(Material for the task)

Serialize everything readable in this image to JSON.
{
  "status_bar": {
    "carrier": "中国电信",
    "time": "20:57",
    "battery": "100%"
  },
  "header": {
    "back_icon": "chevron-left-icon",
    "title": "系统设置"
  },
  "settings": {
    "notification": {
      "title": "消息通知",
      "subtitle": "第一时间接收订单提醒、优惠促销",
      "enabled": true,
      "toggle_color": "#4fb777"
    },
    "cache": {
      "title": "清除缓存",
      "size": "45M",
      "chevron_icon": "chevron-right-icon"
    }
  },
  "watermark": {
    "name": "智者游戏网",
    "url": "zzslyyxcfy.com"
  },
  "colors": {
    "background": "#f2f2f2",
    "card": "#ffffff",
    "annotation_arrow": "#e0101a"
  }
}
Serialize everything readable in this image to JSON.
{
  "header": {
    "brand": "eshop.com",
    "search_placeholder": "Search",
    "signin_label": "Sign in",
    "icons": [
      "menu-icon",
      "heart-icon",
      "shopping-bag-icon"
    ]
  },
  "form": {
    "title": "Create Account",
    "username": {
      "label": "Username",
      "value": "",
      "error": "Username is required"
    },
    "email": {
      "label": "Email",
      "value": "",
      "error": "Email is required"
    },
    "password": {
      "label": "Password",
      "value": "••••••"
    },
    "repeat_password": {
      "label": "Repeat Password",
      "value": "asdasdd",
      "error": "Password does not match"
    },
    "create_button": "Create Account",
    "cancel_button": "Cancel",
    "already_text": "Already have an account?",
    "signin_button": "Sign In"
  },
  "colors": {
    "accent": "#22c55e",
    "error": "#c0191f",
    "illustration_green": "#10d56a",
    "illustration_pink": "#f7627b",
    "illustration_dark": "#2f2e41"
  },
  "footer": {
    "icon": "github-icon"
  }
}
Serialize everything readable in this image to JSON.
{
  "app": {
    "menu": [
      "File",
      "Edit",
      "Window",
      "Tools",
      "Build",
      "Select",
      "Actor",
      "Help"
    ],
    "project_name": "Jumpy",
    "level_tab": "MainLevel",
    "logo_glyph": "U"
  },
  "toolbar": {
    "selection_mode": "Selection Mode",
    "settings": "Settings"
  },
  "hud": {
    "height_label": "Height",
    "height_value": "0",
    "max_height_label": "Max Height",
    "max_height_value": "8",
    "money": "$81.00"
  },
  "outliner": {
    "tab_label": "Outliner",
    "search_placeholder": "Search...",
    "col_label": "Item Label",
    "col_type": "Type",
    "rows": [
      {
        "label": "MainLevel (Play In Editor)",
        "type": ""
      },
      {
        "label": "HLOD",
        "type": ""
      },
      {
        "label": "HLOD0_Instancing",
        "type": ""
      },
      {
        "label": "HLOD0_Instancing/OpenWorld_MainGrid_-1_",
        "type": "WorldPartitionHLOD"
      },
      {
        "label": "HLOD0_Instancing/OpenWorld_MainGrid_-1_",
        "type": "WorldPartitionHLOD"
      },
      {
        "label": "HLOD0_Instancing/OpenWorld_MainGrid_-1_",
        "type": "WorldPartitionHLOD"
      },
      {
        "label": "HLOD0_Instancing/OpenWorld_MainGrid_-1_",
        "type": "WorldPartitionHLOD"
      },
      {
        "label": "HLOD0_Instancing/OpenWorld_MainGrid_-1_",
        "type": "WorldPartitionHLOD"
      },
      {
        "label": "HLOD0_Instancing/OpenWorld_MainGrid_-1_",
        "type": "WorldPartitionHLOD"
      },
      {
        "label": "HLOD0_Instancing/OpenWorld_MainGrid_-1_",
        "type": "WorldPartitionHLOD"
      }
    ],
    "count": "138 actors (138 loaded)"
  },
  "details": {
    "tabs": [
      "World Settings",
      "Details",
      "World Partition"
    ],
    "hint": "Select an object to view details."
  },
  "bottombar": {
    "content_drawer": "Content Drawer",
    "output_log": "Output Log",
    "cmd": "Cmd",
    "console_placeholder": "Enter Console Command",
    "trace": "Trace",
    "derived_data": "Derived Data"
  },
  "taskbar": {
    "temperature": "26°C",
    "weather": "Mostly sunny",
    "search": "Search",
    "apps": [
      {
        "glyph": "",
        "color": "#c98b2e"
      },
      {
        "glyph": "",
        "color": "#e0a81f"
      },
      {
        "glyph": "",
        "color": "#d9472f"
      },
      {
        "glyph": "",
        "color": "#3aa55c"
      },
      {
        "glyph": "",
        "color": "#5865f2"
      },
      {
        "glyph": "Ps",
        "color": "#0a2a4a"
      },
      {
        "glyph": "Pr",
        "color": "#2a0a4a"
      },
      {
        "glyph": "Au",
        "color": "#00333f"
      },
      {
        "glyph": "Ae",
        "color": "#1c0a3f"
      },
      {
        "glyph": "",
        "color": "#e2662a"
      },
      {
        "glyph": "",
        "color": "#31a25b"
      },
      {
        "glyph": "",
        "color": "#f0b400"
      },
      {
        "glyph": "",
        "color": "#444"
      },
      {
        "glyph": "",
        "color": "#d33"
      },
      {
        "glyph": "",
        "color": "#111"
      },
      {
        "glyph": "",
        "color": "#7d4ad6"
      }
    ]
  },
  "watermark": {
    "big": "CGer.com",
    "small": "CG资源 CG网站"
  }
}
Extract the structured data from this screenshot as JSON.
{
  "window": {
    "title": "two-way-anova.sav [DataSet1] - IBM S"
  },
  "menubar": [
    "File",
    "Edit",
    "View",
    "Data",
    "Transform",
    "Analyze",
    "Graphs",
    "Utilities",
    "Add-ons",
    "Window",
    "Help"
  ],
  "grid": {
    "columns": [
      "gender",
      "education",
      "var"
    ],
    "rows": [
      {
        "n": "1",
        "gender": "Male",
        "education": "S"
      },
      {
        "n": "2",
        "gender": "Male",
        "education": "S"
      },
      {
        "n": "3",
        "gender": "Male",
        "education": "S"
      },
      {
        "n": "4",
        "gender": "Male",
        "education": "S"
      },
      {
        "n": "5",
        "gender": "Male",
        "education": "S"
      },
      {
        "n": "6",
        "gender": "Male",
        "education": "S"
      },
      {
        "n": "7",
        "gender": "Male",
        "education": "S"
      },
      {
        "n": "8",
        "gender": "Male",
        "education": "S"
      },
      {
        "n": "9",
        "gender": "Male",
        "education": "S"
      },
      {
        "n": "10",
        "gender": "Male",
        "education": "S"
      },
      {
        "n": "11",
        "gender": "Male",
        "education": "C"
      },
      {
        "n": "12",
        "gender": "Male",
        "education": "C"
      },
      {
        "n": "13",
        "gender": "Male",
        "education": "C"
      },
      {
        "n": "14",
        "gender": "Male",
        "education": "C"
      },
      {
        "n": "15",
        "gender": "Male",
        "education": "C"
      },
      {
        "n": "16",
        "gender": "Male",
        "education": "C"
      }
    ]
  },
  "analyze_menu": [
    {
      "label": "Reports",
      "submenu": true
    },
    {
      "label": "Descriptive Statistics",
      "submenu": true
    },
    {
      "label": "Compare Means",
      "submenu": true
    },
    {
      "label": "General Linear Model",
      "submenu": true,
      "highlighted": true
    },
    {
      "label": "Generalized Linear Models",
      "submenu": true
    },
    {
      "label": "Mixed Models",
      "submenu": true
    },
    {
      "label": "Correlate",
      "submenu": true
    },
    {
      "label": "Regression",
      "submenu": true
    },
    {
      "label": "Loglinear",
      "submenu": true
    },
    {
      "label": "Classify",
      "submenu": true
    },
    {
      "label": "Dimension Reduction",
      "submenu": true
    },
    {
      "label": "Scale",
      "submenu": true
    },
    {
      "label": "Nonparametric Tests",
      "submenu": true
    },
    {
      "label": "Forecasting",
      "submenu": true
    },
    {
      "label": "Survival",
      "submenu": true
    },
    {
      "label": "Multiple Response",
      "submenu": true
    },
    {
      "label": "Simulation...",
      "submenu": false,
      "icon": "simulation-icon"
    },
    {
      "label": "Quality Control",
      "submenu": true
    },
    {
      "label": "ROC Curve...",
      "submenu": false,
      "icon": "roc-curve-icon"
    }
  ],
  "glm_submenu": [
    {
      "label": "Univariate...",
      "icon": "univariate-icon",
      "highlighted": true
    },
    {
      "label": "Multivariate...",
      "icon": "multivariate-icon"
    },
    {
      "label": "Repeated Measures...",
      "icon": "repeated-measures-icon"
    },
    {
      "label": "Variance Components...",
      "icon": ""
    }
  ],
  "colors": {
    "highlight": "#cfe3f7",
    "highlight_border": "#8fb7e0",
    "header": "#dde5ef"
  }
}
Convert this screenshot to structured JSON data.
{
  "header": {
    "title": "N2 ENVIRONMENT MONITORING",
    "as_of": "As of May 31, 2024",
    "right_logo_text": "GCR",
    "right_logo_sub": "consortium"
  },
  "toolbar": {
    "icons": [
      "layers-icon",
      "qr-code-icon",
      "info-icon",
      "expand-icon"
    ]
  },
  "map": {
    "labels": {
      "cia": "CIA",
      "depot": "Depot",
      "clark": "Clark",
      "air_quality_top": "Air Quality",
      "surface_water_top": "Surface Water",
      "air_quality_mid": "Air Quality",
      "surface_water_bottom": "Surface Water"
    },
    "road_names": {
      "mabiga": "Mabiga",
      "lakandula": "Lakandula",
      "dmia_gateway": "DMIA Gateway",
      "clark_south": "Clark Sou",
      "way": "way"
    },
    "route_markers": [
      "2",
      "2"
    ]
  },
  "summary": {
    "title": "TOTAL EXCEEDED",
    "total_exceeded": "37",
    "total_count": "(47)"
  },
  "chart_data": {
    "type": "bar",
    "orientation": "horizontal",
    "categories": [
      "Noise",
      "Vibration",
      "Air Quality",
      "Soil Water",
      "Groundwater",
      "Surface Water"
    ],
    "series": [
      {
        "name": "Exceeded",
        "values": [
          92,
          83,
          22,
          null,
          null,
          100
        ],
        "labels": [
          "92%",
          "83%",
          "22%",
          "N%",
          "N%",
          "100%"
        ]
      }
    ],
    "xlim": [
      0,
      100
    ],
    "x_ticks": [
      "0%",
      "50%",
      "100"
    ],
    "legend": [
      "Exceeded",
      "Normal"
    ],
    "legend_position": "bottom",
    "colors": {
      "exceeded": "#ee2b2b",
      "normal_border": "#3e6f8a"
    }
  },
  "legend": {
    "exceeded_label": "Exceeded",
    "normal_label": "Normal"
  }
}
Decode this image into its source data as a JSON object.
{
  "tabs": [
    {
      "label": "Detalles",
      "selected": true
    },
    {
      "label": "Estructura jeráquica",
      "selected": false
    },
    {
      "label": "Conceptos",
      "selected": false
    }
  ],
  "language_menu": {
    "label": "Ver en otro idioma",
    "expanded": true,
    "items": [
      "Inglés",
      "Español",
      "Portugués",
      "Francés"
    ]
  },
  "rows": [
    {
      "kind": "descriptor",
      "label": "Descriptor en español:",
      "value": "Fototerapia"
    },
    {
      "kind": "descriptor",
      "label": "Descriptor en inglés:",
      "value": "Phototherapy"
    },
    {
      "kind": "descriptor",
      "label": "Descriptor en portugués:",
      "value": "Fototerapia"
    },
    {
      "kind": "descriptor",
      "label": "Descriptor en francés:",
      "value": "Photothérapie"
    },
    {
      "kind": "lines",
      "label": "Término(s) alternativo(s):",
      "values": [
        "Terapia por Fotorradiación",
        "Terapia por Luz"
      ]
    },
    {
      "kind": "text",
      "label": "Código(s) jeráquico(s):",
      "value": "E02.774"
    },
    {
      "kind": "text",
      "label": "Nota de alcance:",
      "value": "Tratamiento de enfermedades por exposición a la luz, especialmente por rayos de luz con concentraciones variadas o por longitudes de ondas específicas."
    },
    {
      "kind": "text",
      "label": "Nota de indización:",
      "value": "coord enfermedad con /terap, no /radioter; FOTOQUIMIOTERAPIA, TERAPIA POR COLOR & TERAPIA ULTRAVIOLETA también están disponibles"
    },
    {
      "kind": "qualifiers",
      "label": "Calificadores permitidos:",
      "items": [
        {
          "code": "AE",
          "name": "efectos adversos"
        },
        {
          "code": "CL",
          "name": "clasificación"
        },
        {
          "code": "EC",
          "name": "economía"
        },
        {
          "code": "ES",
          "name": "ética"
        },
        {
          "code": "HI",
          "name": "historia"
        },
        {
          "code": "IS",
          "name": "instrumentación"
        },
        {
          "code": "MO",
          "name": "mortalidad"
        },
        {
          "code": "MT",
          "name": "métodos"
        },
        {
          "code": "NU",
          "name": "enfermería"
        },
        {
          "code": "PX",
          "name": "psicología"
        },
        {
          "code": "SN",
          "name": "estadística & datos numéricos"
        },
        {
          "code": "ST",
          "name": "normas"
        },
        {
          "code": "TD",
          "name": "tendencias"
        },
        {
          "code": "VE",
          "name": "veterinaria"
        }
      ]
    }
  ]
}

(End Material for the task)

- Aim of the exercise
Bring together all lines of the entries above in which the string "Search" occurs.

- Solution for this exercise
    "search_placeholder": "Search",
    "search_placeholder": "Search...",
    "search": "Search",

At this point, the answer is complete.